==== Excerpted data
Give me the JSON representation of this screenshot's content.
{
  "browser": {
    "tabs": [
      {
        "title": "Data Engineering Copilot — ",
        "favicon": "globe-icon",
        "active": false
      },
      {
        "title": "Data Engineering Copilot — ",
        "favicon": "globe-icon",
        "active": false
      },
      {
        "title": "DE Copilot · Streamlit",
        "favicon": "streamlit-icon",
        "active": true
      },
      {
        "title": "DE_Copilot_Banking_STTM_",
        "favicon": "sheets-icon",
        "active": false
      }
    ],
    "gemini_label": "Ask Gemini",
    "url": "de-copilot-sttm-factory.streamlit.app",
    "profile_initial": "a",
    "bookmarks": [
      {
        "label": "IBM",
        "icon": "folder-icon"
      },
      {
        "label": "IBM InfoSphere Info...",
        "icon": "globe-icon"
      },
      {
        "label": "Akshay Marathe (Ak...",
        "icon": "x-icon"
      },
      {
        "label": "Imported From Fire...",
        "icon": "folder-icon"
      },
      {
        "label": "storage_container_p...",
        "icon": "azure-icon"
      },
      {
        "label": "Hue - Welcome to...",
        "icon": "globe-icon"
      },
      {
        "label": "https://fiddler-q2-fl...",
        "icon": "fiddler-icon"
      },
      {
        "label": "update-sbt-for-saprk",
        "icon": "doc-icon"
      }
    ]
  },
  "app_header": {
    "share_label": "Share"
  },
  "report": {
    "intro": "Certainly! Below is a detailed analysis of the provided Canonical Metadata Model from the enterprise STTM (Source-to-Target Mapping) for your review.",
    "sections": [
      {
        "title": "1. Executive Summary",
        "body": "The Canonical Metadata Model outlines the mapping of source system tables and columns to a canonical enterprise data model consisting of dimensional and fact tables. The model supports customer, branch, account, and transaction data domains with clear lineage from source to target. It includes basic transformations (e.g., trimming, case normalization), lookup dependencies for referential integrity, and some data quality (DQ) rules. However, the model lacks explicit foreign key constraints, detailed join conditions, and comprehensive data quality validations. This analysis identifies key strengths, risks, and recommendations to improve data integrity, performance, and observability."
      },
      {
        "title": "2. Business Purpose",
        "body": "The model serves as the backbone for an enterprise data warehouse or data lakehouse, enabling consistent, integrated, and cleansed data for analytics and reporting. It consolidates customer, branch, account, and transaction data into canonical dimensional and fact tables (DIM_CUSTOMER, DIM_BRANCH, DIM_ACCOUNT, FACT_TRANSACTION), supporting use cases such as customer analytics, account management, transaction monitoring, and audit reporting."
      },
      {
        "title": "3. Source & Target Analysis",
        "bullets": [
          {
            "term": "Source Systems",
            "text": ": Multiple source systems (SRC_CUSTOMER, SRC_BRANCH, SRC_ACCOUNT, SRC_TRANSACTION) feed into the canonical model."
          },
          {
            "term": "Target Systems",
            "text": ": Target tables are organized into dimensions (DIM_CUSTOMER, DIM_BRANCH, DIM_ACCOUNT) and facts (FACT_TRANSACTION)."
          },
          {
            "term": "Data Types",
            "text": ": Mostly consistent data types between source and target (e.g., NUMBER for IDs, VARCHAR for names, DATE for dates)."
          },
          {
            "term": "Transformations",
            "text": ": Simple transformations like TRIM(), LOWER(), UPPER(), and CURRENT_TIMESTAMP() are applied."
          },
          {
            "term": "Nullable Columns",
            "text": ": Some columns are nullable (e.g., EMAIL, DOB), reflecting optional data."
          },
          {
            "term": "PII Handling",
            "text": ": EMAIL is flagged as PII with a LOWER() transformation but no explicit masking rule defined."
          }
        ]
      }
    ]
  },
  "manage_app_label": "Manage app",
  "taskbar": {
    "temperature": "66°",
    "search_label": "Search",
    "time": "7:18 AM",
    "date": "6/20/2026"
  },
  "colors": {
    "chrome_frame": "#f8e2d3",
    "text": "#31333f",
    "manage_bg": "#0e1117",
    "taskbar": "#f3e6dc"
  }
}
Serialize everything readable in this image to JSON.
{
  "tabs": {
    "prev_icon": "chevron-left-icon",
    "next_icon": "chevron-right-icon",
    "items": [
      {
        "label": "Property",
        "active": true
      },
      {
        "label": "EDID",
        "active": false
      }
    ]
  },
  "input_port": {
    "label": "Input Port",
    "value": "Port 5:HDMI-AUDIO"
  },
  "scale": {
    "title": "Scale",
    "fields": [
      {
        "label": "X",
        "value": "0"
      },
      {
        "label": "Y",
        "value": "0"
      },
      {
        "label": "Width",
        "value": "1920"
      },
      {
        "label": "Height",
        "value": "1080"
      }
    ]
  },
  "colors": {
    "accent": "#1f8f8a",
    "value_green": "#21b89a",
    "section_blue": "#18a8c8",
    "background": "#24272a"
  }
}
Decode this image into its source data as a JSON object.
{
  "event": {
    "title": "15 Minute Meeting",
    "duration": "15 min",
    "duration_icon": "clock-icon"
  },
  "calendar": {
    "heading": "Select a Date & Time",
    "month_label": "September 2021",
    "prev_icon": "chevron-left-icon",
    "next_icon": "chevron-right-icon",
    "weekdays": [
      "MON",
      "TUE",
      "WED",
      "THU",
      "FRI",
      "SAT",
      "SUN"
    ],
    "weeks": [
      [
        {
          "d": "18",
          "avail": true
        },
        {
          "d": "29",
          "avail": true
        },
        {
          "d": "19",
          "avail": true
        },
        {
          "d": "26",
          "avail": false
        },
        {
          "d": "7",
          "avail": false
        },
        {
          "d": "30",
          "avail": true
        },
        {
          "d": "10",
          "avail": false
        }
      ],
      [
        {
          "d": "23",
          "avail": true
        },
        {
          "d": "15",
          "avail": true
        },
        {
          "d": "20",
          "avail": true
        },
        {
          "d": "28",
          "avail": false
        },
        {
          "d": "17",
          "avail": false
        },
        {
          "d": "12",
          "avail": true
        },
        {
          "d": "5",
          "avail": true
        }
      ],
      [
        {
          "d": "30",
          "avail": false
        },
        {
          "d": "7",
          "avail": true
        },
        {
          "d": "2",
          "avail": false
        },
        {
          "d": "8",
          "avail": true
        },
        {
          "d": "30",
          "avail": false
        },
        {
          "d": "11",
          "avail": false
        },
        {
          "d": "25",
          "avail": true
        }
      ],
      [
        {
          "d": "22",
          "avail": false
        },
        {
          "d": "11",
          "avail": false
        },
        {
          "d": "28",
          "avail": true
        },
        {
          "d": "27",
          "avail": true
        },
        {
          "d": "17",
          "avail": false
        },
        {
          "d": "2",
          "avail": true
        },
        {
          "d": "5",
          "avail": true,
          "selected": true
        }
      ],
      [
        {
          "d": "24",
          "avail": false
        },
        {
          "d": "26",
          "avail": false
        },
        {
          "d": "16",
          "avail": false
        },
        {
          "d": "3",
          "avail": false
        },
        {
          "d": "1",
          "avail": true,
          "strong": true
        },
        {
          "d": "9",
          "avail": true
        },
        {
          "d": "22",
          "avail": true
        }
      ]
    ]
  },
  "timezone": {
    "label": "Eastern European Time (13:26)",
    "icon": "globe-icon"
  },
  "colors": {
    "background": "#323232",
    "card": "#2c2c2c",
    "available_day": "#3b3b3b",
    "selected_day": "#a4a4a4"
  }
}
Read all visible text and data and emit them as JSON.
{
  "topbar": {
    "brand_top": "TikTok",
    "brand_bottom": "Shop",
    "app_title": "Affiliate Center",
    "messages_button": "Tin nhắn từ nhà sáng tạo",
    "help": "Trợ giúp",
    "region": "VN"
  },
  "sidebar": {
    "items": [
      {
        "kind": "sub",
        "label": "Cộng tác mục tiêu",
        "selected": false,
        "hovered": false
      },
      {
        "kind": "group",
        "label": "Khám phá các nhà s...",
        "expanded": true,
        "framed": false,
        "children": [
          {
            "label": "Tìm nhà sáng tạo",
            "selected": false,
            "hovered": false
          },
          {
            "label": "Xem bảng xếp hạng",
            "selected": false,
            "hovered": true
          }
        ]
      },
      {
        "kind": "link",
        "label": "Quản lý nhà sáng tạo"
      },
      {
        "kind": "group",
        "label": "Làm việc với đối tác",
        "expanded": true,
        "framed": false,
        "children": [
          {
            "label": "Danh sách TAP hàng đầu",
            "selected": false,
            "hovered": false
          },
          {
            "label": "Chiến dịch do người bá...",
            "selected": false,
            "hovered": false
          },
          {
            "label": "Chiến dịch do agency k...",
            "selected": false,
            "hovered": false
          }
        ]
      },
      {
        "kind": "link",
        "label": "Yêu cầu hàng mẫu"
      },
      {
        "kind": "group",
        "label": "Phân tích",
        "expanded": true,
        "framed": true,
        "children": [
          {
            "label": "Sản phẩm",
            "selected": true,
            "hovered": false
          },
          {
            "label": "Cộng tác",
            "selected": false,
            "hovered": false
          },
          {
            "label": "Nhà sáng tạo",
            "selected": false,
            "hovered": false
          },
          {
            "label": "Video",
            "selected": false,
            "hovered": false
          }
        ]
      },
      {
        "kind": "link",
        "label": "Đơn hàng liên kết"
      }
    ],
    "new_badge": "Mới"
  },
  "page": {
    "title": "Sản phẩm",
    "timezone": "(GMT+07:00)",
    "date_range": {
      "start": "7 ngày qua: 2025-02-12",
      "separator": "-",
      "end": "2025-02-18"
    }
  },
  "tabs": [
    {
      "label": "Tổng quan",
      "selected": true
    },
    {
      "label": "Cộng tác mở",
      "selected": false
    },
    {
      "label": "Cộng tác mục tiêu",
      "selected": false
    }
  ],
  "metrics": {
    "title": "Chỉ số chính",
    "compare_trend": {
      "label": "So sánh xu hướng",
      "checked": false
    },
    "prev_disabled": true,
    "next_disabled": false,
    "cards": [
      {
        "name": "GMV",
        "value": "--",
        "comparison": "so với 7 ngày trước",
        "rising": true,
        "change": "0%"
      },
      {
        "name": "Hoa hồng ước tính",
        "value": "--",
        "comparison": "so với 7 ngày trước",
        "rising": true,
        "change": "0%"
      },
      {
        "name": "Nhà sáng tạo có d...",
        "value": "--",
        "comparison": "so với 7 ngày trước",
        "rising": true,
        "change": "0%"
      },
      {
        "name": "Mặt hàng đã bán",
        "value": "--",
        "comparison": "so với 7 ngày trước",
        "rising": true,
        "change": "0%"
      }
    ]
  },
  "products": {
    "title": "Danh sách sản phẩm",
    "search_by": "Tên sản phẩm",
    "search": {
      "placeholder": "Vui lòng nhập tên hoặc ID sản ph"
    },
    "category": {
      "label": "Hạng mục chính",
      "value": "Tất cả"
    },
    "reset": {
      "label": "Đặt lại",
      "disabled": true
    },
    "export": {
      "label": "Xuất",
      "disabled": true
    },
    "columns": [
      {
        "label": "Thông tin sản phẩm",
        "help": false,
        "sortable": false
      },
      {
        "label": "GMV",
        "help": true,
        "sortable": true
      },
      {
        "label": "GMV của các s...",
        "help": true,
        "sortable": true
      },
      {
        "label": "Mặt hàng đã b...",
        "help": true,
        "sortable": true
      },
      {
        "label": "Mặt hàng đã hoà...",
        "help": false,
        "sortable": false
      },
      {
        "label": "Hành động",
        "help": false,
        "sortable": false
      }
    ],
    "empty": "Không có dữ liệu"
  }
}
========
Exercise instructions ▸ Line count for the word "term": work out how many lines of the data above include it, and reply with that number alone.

Written response ▸ 6